The Westchester County Health Department is recommending that individuals who ate or drank at the Sleepy Hollow Country Club between October 30 and November 4 receive preventive treatment against Hepatitis A, a viral illness that affects the liver.
The Health Department learned November 12 that an employee with the illness worked in the club’s Grill Room while infectious. Five people were recently diagnosed with Hepatitis A that was traced to an exposure at a Port Chester restaurant.
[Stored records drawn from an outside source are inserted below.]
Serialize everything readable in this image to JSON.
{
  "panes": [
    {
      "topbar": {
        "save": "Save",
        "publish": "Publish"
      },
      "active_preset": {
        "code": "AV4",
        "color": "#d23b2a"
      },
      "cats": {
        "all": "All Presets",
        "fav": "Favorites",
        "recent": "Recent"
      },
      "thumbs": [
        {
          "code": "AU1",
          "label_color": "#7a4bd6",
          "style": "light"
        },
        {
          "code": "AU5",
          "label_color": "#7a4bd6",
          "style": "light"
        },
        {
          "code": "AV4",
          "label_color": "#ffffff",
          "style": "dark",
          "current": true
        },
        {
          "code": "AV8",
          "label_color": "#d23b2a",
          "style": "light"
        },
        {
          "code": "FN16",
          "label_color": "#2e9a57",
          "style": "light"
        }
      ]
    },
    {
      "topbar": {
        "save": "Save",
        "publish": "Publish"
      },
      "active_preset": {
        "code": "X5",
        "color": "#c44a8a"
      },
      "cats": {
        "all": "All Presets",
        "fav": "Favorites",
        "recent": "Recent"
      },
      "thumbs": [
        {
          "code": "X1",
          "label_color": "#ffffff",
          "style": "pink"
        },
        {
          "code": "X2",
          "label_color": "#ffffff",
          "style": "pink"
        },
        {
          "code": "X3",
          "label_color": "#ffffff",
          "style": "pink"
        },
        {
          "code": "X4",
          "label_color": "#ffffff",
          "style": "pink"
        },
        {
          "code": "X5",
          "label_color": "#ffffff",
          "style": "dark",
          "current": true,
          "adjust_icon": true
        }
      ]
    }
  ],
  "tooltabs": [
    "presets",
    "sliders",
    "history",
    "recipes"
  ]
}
An investigation by the Health Department revealed the country club employee was apparently infected by one of the five people who were exposed at the restaurant.
“Hepatitis A is generally a mild illness whose symptoms include fatigue, fever, poor appetite, abdominal pain, diarrhea, dark urine, light colored stool and jaundice,” said Health Commissioner Dr. Sherlita Amler. “There are no special medications used to treat a person once symptoms appear, but Hepatitis A transmission to others can be prevented through proper handwashing.”
While the greatest risk is to those who ate or drank at the Grill Room, the Health Department recommends preventive treatment for anyone who ate or drank at the club. Treatment is only effective if given within two weeks of exposure.
“We value the health and protection of everyone who enjoys Sleepy Hollow,” said Eric Rule, the club’s general manager. “We ask for everyone’s patience while we scrub the club from top to bottom to insure a safe place for our members and their guests to dine. This is a difficult situation, but we have taken steps above and beyond the Health Department guidelines.”
Phelps Hospital is offering free treatment until Friday, November 17. The Health Department is also offering free treatment at a county clinic in White Plains.